*Comment:
*Email:
(Date:3/23/2017)... 23, 2017 Research and Markets has announced ... & Trends - Industry Forecast to 2025" report to their ... The ... CAGR of around 8.8% over the next decade to reach approximately ... the market estimates and forecasts for all the given segments on ...
(Date:3/20/2017)... March 20, 2017 PMD Healthcare announces the ... and Wellness Management System (WMS), a remote, real-time lung ... 2010, PMD Healthcare is a Medical Device, Digital Health, ... dedicated to creating innovative solutions that empower people to ... intent focus, PMD developed the first ever personal spirometer, ...
(Date:3/7/2017)... England , March 7, 2017 Brandwatch , ... chosen by The Prince,s Trust to uncover insights to ... across The Trust. The UK,s leading youth charity will ... social campaign results and get a better understanding of the topics ... ...
Breaking Biology News(10 mins):
(Date:4/25/2017)... ... April 25, 2017 , ... ... supplier of Common Lisp (CL) development tools, and market leader for Semantic ... key performance enhancements now available within the most effective system for developing and ...
(Date:4/25/2017)... ... April 25, 2017 , ... Covalent Metrology has ... Services unit provides high-quality data to clients, both faster and cheaper than ... There are no price premiums, and customers are welcome to participate in the ...
(Date:4/21/2017)... ... 21, 2017 , ... The 2017 Colorado Manufacturing Awards celebrates ... nominees and well as the first-year award for 2017 Manufacturing Women of the ... hosted by CompanyWeek and Manufacturers Edge, among other sponsors. , The Colorado ...
(Date:4/21/2017)... ... ... The AMA is happy to announce that $48,000 in scholarships will be awarded ... created through funds donated by model aviation organizations and individuals, AMA members, and a ... Committee, which is made up of model aviation pilots and enthusiasts.

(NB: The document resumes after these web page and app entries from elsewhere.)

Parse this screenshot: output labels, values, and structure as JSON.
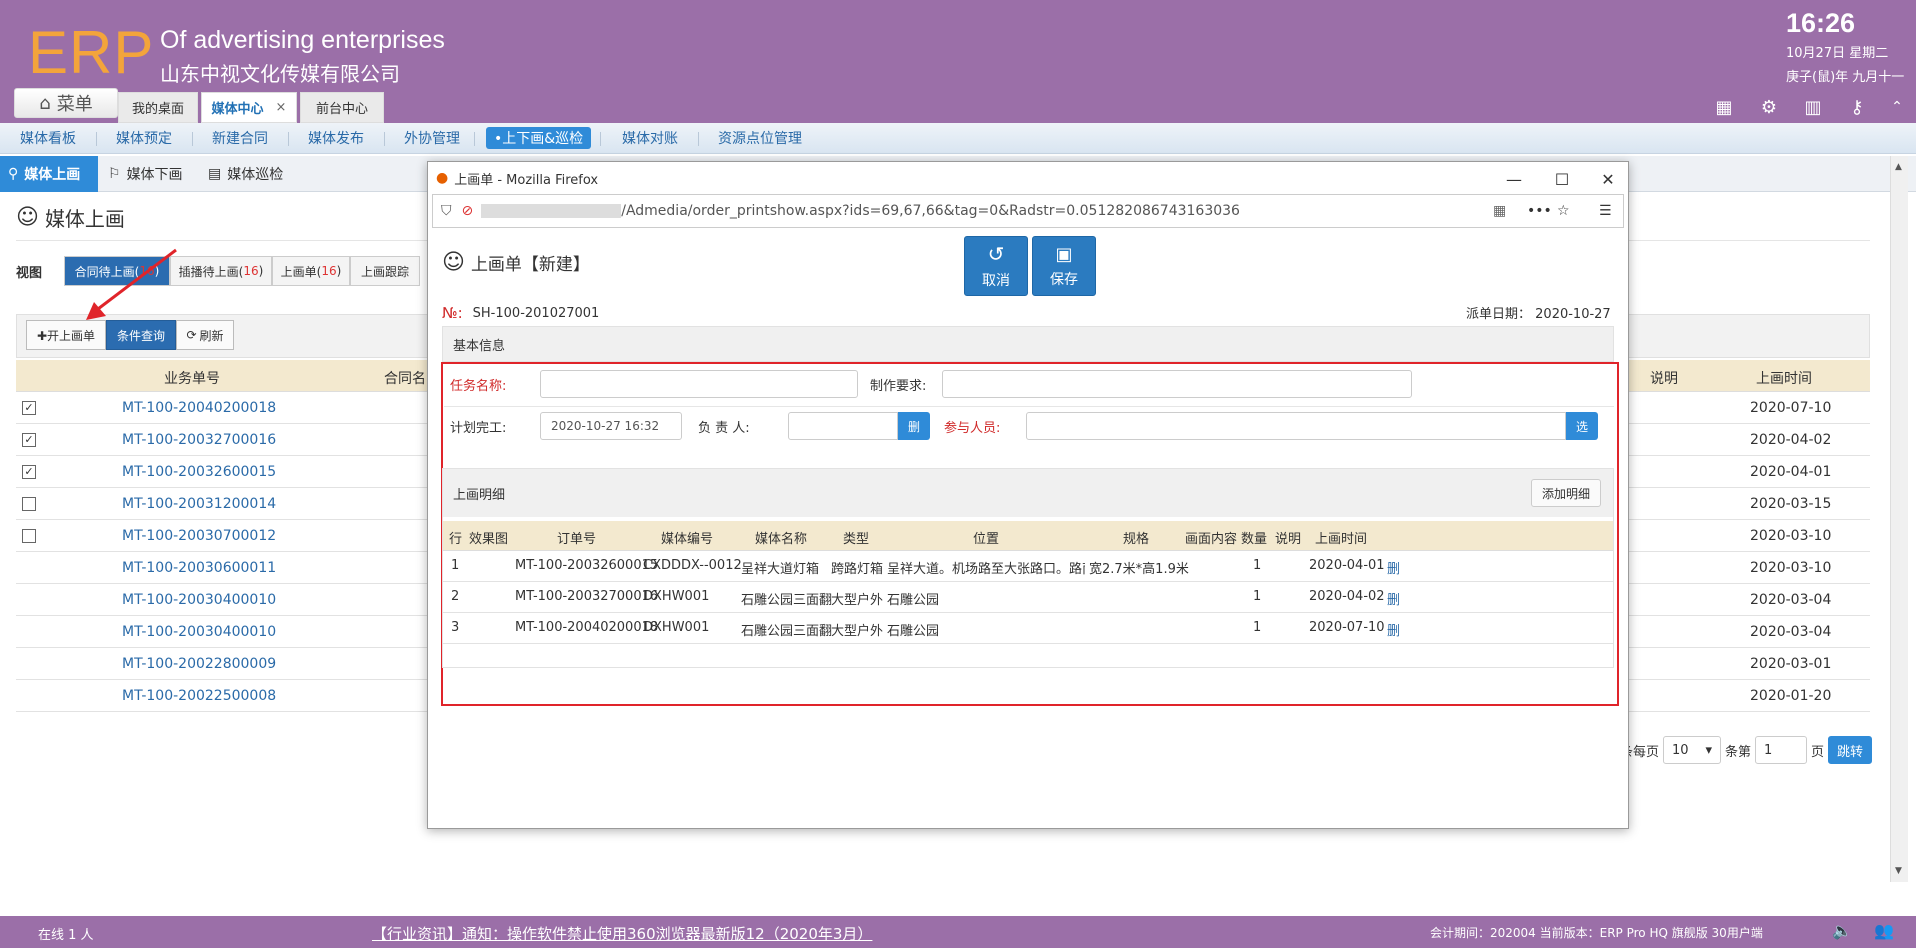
{
  "header": {
    "logo": "ERP",
    "company_en": "Of advertising enterprises",
    "company_cn": "山东中视文化传媒有限公司",
    "time": "16:26",
    "date_line1": "10月27日 星期二",
    "date_line2": "庚子(鼠)年 九月十一",
    "menu_label": "菜单",
    "tabs": [
      {
        "label": "我的桌面"
      },
      {
        "label": "媒体中心",
        "close": "×"
      },
      {
        "label": "前台中心"
      }
    ]
  },
  "nav": {
    "items": [
      "媒体看板",
      "媒体预定",
      "新建合同",
      "媒体发布",
      "外协管理",
      "•上下画&巡检",
      "媒体对账",
      "资源点位管理"
    ]
  },
  "subnav": {
    "items": [
      "媒体上画",
      "媒体下画",
      "媒体巡检"
    ]
  },
  "page": {
    "title": "媒体上画",
    "view_label": "视图",
    "view_tabs": [
      {
        "label": "合同待上画(",
        "count": "16",
        "close": ")"
      },
      {
        "label": "插播待上画(",
        "count": "16",
        "close": ")"
      },
      {
        "label": "上画单(",
        "count": "16",
        "close": ")"
      },
      {
        "label": "上画跟踪"
      }
    ],
    "toolbar": {
      "open_label": "✚开上画单",
      "query_label": "条件查询",
      "refresh_label": "刷新"
    },
    "grid": {
      "headers": [
        "业务单号",
        "合同名",
        "说明",
        "上画时间"
      ],
      "rows": [
        {
          "checkbox": "checked",
          "no": "MT-100-20040200018",
          "time": "2020-07-10"
        },
        {
          "checkbox": "checked",
          "no": "MT-100-20032700016",
          "time": "2020-04-02"
        },
        {
          "checkbox": "checked",
          "no": "MT-100-20032600015",
          "time": "2020-04-01"
        },
        {
          "checkbox": "empty",
          "no": "MT-100-20031200014",
          "time": "2020-03-15"
        },
        {
          "checkbox": "empty",
          "no": "MT-100-20030700012",
          "time": "2020-03-10"
        },
        {
          "checkbox": "none",
          "no": "MT-100-20030600011",
          "time": "2020-03-10"
        },
        {
          "checkbox": "none",
          "no": "MT-100-20030400010",
          "time": "2020-03-04"
        },
        {
          "checkbox": "none",
          "no": "MT-100-20030400010",
          "time": "2020-03-04"
        },
        {
          "checkbox": "none",
          "no": "MT-100-20022800009",
          "time": "2020-03-01"
        },
        {
          "checkbox": "none",
          "no": "MT-100-20022500008",
          "time": "2020-01-20"
        }
      ]
    },
    "pager": {
      "per_page_label": "条每页",
      "per_page_value": "10",
      "page_prefix": "条第",
      "page_value": "1",
      "page_suffix": "页",
      "go_label": "跳转"
    }
  },
  "footer": {
    "online": "在线  1  人",
    "notice": "【行业资讯】通知：操作软件禁止使用360浏览器最新版12（2020年3月）",
    "info": "会计期间：202004 当前版本：ERP Pro HQ 旗舰版 30用户端"
  },
  "modal": {
    "window_title": "上画单 - Mozilla Firefox",
    "url": "/Admedia/order_printshow.aspx?ids=69,67,66&tag=0&Radstr=0.051282086743163036",
    "title": "上画单【新建】",
    "cancel_label": "取消",
    "save_label": "保存",
    "no_label": "№:",
    "no_value": "SH-100-201027001",
    "dispatch_label": "派单日期：",
    "dispatch_value": "2020-10-27",
    "basic_info_label": "基本信息",
    "form": {
      "task_name_label": "任务名称:",
      "task_name_value": "",
      "requirement_label": "制作要求:",
      "requirement_value": "",
      "plan_finish_label": "计划完工:",
      "plan_finish_value": "2020-10-27 16:32",
      "owner_label": "负 责 人:",
      "owner_value": "",
      "owner_btn": "删",
      "participants_label": "参与人员:",
      "participants_value": "",
      "participants_btn": "选"
    },
    "detail": {
      "title": "上画明细",
      "add_label": "添加明细",
      "headers": [
        "行",
        "效果图",
        "订单号",
        "媒体编号",
        "媒体名称",
        "类型",
        "位置",
        "规格",
        "画面内容",
        "数量",
        "说明",
        "上画时间"
      ],
      "rows": [
        {
          "row": "1",
          "order": "MT-100-20032600015",
          "code": "CXDDDX--0012",
          "name": "呈祥大道灯箱",
          "type": "跨路灯箱",
          "location": "呈祥大道。机场路至大张路口。路南",
          "spec": "宽2.7米*高1.9米",
          "qty": "1",
          "time": "2020-04-01",
          "action": "删"
        },
        {
          "row": "2",
          "order": "MT-100-20032700016",
          "code": "DXHW001",
          "name": "石雕公园三面翻",
          "type": "大型户外",
          "location": "石雕公园",
          "spec": "",
          "qty": "1",
          "time": "2020-04-02",
          "action": "删"
        },
        {
          "row": "3",
          "order": "MT-100-20040200018",
          "code": "DXHW001",
          "name": "石雕公园三面翻",
          "type": "大型户外",
          "location": "石雕公园",
          "spec": "",
          "qty": "1",
          "time": "2020-07-10",
          "action": "删"
        }
      ]
    }
  },
  "colors": {
    "header_purple": "#9b6fa8",
    "logo_orange": "#f3a43b",
    "primary_blue": "#2f8bd8",
    "highlight_red": "#e0242a"
  }
}
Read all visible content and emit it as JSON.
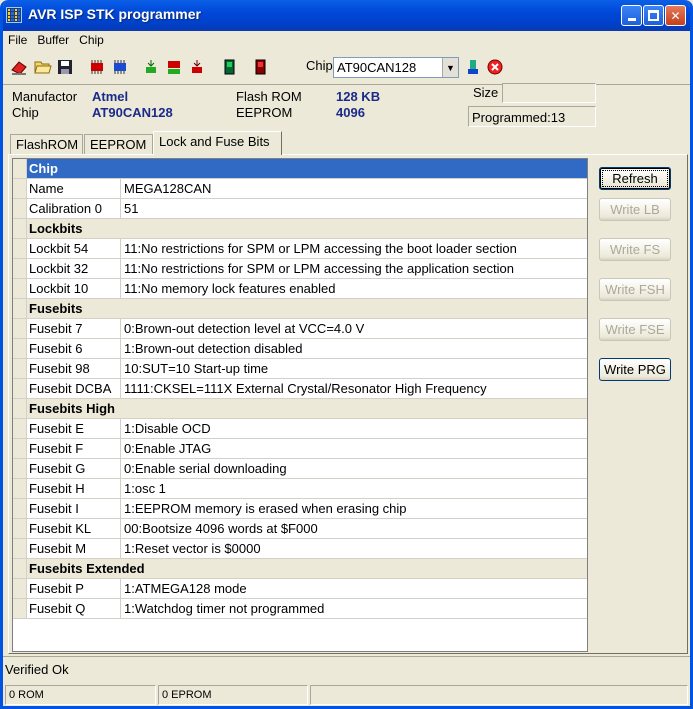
{
  "window": {
    "title": "AVR ISP STK programmer"
  },
  "menu": [
    "File",
    "Buffer",
    "Chip"
  ],
  "toolbar": {
    "chip_label": "Chip",
    "chip_value": "AT90CAN128"
  },
  "info": {
    "manufacturer_label": "Manufactor",
    "manufacturer_value": "Atmel",
    "chip_label": "Chip",
    "chip_value": "AT90CAN128",
    "flash_label": "Flash ROM",
    "flash_value": "128 KB",
    "eeprom_label": "EEPROM",
    "eeprom_value": "4096",
    "size_label": "Size",
    "size_value": "",
    "programmed": "Programmed:13"
  },
  "tabs": [
    "FlashROM",
    "EEPROM",
    "Lock and Fuse Bits"
  ],
  "grid": [
    {
      "type": "head",
      "name": "Chip",
      "value": ""
    },
    {
      "type": "row",
      "name": "Name",
      "value": "MEGA128CAN"
    },
    {
      "type": "row",
      "name": "Calibration 0",
      "value": "51"
    },
    {
      "type": "head",
      "name": "Lockbits",
      "value": ""
    },
    {
      "type": "row",
      "name": "Lockbit 54",
      "value": "11:No restrictions for SPM or LPM accessing the boot loader section"
    },
    {
      "type": "row",
      "name": "Lockbit 32",
      "value": "11:No restrictions for SPM or LPM accessing the application section"
    },
    {
      "type": "row",
      "name": "Lockbit 10",
      "value": "11:No memory lock features enabled"
    },
    {
      "type": "head",
      "name": "Fusebits",
      "value": ""
    },
    {
      "type": "row",
      "name": "Fusebit 7",
      "value": "0:Brown-out detection level at VCC=4.0 V"
    },
    {
      "type": "row",
      "name": "Fusebit 6",
      "value": "1:Brown-out detection disabled"
    },
    {
      "type": "row",
      "name": "Fusebit 98",
      "value": "10:SUT=10 Start-up time"
    },
    {
      "type": "row",
      "name": "Fusebit DCBA",
      "value": "1111:CKSEL=111X External Crystal/Resonator High Frequency"
    },
    {
      "type": "head",
      "name": "Fusebits High",
      "value": ""
    },
    {
      "type": "row",
      "name": "Fusebit E",
      "value": "1:Disable OCD"
    },
    {
      "type": "row",
      "name": "Fusebit F",
      "value": "0:Enable JTAG"
    },
    {
      "type": "row",
      "name": "Fusebit G",
      "value": "0:Enable serial downloading"
    },
    {
      "type": "row",
      "name": "Fusebit H",
      "value": "1:osc 1"
    },
    {
      "type": "row",
      "name": "Fusebit I",
      "value": "1:EEPROM memory is erased when erasing chip"
    },
    {
      "type": "row",
      "name": "Fusebit KL",
      "value": "00:Bootsize 4096 words at $F000"
    },
    {
      "type": "row",
      "name": "Fusebit M",
      "value": "1:Reset vector is $0000"
    },
    {
      "type": "head",
      "name": "Fusebits Extended",
      "value": ""
    },
    {
      "type": "row",
      "name": "Fusebit P",
      "value": "1:ATMEGA128 mode"
    },
    {
      "type": "row",
      "name": "Fusebit Q",
      "value": "1:Watchdog timer not programmed"
    }
  ],
  "buttons": {
    "refresh": "Refresh",
    "write_lb": "Write LB",
    "write_fs": "Write FS",
    "write_fsh": "Write FSH",
    "write_fse": "Write FSE",
    "write_prg": "Write PRG"
  },
  "status": "Verified Ok",
  "statusbar": {
    "rom": "0 ROM",
    "eprom": "0 EPROM"
  }
}
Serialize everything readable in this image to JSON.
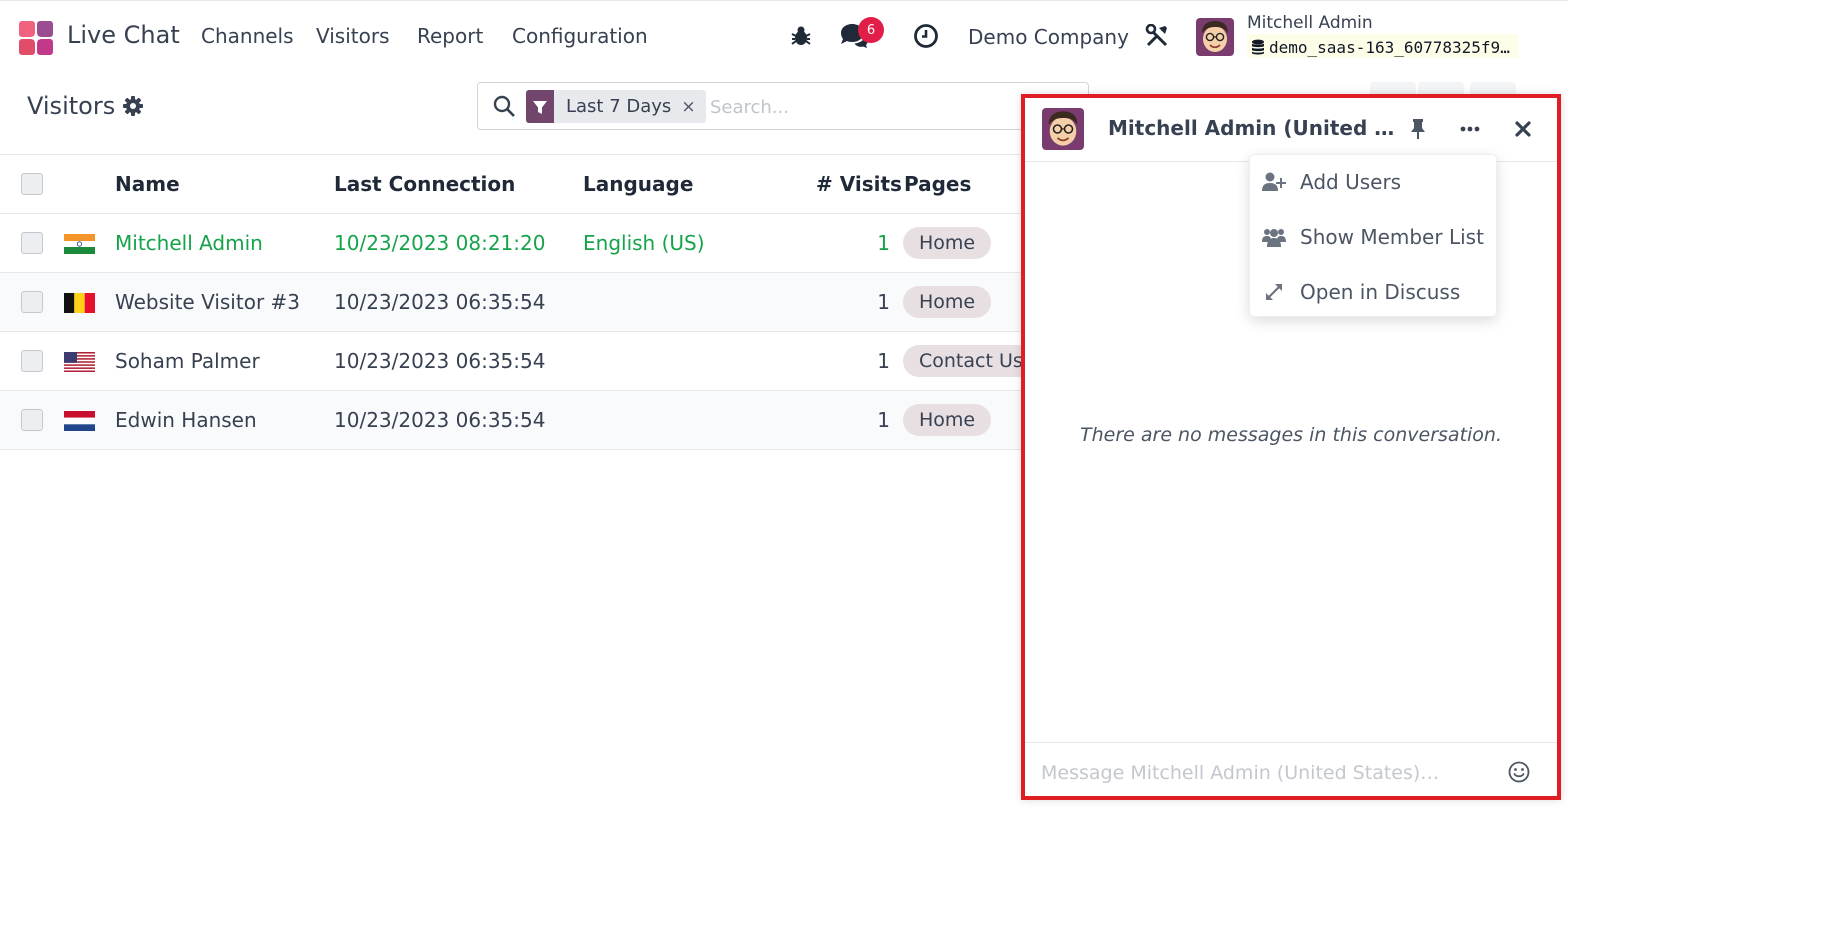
{
  "navbar": {
    "app_name": "Live Chat",
    "menu": [
      "Channels",
      "Visitors",
      "Report",
      "Configuration"
    ],
    "messages_badge": "6",
    "company": "Demo Company",
    "user_name": "Mitchell Admin",
    "database": "demo_saas-163_60778325f9…"
  },
  "control_panel": {
    "title": "Visitors",
    "facet_label": "Last 7 Days",
    "facet_remove": "×",
    "search_placeholder": "Search..."
  },
  "table": {
    "columns": [
      "Name",
      "Last Connection",
      "Language",
      "# Visits",
      "Pages"
    ],
    "rows": [
      {
        "flag": "india-flag",
        "name": "Mitchell Admin",
        "last_connection": "10/23/2023 08:21:20",
        "language": "English (US)",
        "visits": "1",
        "page": "Home",
        "online": true
      },
      {
        "flag": "belgium-flag",
        "name": "Website Visitor #3",
        "last_connection": "10/23/2023 06:35:54",
        "language": "",
        "visits": "1",
        "page": "Home",
        "online": false
      },
      {
        "flag": "usa-flag",
        "name": "Soham Palmer",
        "last_connection": "10/23/2023 06:35:54",
        "language": "",
        "visits": "1",
        "page": "Contact Us",
        "online": false
      },
      {
        "flag": "netherlands-flag",
        "name": "Edwin Hansen",
        "last_connection": "10/23/2023 06:35:54",
        "language": "",
        "visits": "1",
        "page": "Home",
        "online": false
      }
    ]
  },
  "chat": {
    "title": "Mitchell Admin (United States)",
    "menu": [
      "Add Users",
      "Show Member List",
      "Open in Discuss"
    ],
    "empty_message": "There are no messages in this conversation.",
    "composer_placeholder": "Message Mitchell Admin (United States)…"
  },
  "colors": {
    "accent": "#71456c",
    "online": "#16a34a",
    "badge": "#e11d48",
    "highlight_border": "#e11d24"
  }
}
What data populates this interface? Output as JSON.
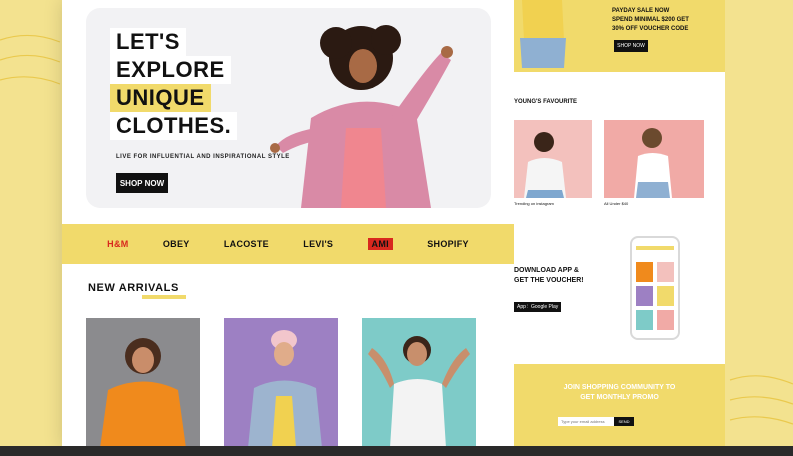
{
  "hero": {
    "title_lines": [
      "LET'S",
      "EXPLORE",
      "UNIQUE",
      "CLOTHES."
    ],
    "subtitle": "LIVE FOR INFLUENTIAL AND INSPIRATIONAL STYLE",
    "cta": "SHOP NOW"
  },
  "brands": [
    "H&M",
    "OBEY",
    "LACOSTE",
    "LEVI'S",
    "AMI",
    "SHOPIFY"
  ],
  "new_arrivals": {
    "title": "NEW ARRIVALS"
  },
  "right_page": {
    "top_lines": [
      "PAYDAY SALE NOW",
      "SPEND MINIMAL $200 GET",
      "30% OFF VOUCHER CODE"
    ],
    "top_button": "SHOP NOW",
    "section_label": "YOUNG'S FAVOURITE",
    "items": [
      "Trending on instagram",
      "All Under $40"
    ],
    "app_text_lines": [
      "DOWNLOAD APP &",
      "GET THE VOUCHER!"
    ],
    "store_badges": [
      "App Store",
      "Google Play"
    ],
    "newsletter_lines": [
      "JOIN SHOPPING COMMUNITY TO",
      "GET MONTHLY PROMO"
    ],
    "newsletter_placeholder": "Type your email address",
    "newsletter_button": "SEND"
  },
  "colors": {
    "accent_yellow": "#f1da6b",
    "background": "#f3e28f",
    "brand_red": "#d8281e"
  }
}
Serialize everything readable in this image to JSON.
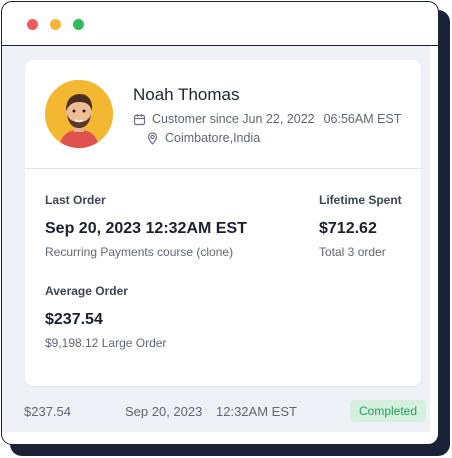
{
  "window": {
    "controls": [
      "close",
      "minimize",
      "maximize"
    ]
  },
  "customer": {
    "name": "Noah Thomas",
    "since_label": "Customer since Jun 22, 2022",
    "since_time": "06:56AM EST",
    "location": "Coimbatore,India",
    "avatar_bg": "#f3b732"
  },
  "stats": {
    "last_order_label": "Last Order",
    "last_order_value": "Sep 20, 2023 12:32AM EST",
    "last_order_sub": "Recurring Payments course (clone)",
    "lifetime_label": "Lifetime Spent",
    "lifetime_value": "$712.62",
    "lifetime_sub": "Total 3 order",
    "average_label": "Average Order",
    "average_value": "$237.54",
    "average_sub": "$9,198.12 Large Order"
  },
  "order_row": {
    "amount": "$237.54",
    "date": "Sep 20, 2023",
    "time": "12:32AM EST",
    "status": "Completed",
    "status_color": "#20a157"
  }
}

The committee evaluates ...
Breaking Biology Technology: